What is required
Give every entry again, exactly.

Given records
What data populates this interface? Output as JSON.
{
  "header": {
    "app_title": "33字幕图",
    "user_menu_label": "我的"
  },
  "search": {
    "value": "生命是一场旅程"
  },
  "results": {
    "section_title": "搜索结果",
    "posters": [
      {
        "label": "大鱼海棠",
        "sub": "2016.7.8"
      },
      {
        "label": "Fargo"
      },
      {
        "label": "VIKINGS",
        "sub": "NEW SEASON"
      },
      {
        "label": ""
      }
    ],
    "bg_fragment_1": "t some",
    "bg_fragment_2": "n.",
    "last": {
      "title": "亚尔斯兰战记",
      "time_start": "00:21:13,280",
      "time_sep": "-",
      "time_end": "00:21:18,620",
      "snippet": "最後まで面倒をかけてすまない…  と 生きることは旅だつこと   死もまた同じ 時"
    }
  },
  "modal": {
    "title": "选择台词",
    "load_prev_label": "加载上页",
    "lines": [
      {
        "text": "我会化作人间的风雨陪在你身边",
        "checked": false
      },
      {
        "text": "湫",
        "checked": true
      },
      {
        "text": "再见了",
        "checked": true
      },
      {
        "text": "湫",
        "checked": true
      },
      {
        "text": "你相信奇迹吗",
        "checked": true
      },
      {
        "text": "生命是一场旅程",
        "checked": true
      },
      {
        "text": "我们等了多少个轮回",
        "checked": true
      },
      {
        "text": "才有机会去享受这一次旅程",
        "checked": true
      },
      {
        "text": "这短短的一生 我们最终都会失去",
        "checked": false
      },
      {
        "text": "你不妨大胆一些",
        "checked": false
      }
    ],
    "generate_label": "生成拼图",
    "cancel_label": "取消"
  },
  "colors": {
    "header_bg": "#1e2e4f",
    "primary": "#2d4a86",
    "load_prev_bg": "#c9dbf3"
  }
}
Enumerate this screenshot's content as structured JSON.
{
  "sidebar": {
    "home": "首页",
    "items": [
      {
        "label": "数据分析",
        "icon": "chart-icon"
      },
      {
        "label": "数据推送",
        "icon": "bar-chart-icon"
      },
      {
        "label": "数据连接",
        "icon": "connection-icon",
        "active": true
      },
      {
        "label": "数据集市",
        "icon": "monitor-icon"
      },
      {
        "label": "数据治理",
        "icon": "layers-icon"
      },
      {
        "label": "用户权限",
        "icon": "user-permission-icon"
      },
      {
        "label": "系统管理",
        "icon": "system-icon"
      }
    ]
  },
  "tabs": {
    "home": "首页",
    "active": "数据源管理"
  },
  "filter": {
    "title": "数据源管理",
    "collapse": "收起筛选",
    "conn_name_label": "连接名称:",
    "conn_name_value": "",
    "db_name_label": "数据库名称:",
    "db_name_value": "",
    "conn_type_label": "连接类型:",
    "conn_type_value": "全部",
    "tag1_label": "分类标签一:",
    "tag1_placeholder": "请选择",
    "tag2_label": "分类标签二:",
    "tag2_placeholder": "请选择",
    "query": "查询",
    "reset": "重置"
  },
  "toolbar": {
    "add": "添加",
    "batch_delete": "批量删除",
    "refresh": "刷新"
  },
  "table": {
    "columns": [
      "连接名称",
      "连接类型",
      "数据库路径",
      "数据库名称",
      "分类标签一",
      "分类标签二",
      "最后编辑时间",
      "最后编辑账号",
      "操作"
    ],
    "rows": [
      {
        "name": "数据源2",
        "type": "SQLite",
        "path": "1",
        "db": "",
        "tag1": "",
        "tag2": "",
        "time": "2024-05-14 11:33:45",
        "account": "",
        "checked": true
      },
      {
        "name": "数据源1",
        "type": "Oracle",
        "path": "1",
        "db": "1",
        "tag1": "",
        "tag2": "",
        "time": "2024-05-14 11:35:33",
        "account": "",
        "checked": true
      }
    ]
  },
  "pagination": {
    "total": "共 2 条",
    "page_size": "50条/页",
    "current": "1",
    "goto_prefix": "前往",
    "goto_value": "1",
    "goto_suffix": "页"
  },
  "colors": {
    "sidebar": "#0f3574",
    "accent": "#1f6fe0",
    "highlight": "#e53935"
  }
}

Exercise solution
What data populates this interface? Output as JSON.
{
  "header": {
    "app_title": "33字幕图",
    "user_menu_label": "我的"
  },
  "search": {
    "value": "生命是一场旅程"
  },
  "results": {
    "section_title": "搜索结果",
    "posters": [
      {
        "label": "大鱼海棠",
        "sub": "2016.7.8"
      },
      {
        "label": "Fargo"
      },
      {
        "label": "VIKINGS",
        "sub": "NEW SEASON"
      },
      {
        "label": ""
      }
    ],
    "bg_fragment_1": "t some",
    "bg_fragment_2": "n.",
    "last": {
      "title": "亚尔斯兰战记",
      "time_start": "00:21:13,280",
      "time_sep": "-",
      "time_end": "00:21:18,620",
      "snippet": "最後まで面倒をかけてすまない…  と 生きることは旅だつこと   死もまた同じ 時"
    }
  },
  "modal": {
    "title": "选择台词",
    "load_prev_label": "加载上页",
    "lines": [
      {
        "text": "我会化作人间的风雨陪在你身边",
        "checked": false
      },
      {
        "text": "湫",
        "checked": true
      },
      {
        "text": "再见了",
        "checked": true
      },
      {
        "text": "湫",
        "checked": true
      },
      {
        "text": "你相信奇迹吗",
        "checked": true
      },
      {
        "text": "生命是一场旅程",
        "checked": true
      },
      {
        "text": "我们等了多少个轮回",
        "checked": true
      },
      {
        "text": "才有机会去享受这一次旅程",
        "checked": true
      },
      {
        "text": "这短短的一生 我们最终都会失去",
        "checked": false
      },
      {
        "text": "你不妨大胆一些",
        "checked": false
      }
    ],
    "generate_label": "生成拼图",
    "cancel_label": "取消"
  },
  "colors": {
    "header_bg": "#1e2e4f",
    "primary": "#2d4a86",
    "load_prev_bg": "#c9dbf3"
  }
}
Enumerate this screenshot's content as structured JSON.
{
  "sidebar": {
    "home": "首页",
    "items": [
      {
        "label": "数据分析",
        "icon": "chart-icon"
      },
      {
        "label": "数据推送",
        "icon": "bar-chart-icon"
      },
      {
        "label": "数据连接",
        "icon": "connection-icon",
        "active": true
      },
      {
        "label": "数据集市",
        "icon": "monitor-icon"
      },
      {
        "label": "数据治理",
        "icon": "layers-icon"
      },
      {
        "label": "用户权限",
        "icon": "user-permission-icon"
      },
      {
        "label": "系统管理",
        "icon": "system-icon"
      }
    ]
  },
  "tabs": {
    "home": "首页",
    "active": "数据源管理"
  },
  "filter": {
    "title": "数据源管理",
    "collapse": "收起筛选",
    "conn_name_label": "连接名称:",
    "conn_name_value": "",
    "db_name_label": "数据库名称:",
    "db_name_value": "",
    "conn_type_label": "连接类型:",
    "conn_type_value": "全部",
    "tag1_label": "分类标签一:",
    "tag1_placeholder": "请选择",
    "tag2_label": "分类标签二:",
    "tag2_placeholder": "请选择",
    "query": "查询",
    "reset": "重置"
  },
  "toolbar": {
    "add": "添加",
    "batch_delete": "批量删除",
    "refresh": "刷新"
  },
  "table": {
    "columns": [
      "连接名称",
      "连接类型",
      "数据库路径",
      "数据库名称",
      "分类标签一",
      "分类标签二",
      "最后编辑时间",
      "最后编辑账号",
      "操作"
    ],
    "rows": [
      {
        "name": "数据源2",
        "type": "SQLite",
        "path": "1",
        "db": "",
        "tag1": "",
        "tag2": "",
        "time": "2024-05-14 11:33:45",
        "account": "",
        "checked": true
      },
      {
        "name": "数据源1",
        "type": "Oracle",
        "path": "1",
        "db": "1",
        "tag1": "",
        "tag2": "",
        "time": "2024-05-14 11:35:33",
        "account": "",
        "checked": true
      }
    ]
  },
  "pagination": {
    "total": "共 2 条",
    "page_size": "50条/页",
    "current": "1",
    "goto_prefix": "前往",
    "goto_value": "1",
    "goto_suffix": "页"
  },
  "colors": {
    "sidebar": "#0f3574",
    "accent": "#1f6fe0",
    "highlight": "#e53935"
  }
}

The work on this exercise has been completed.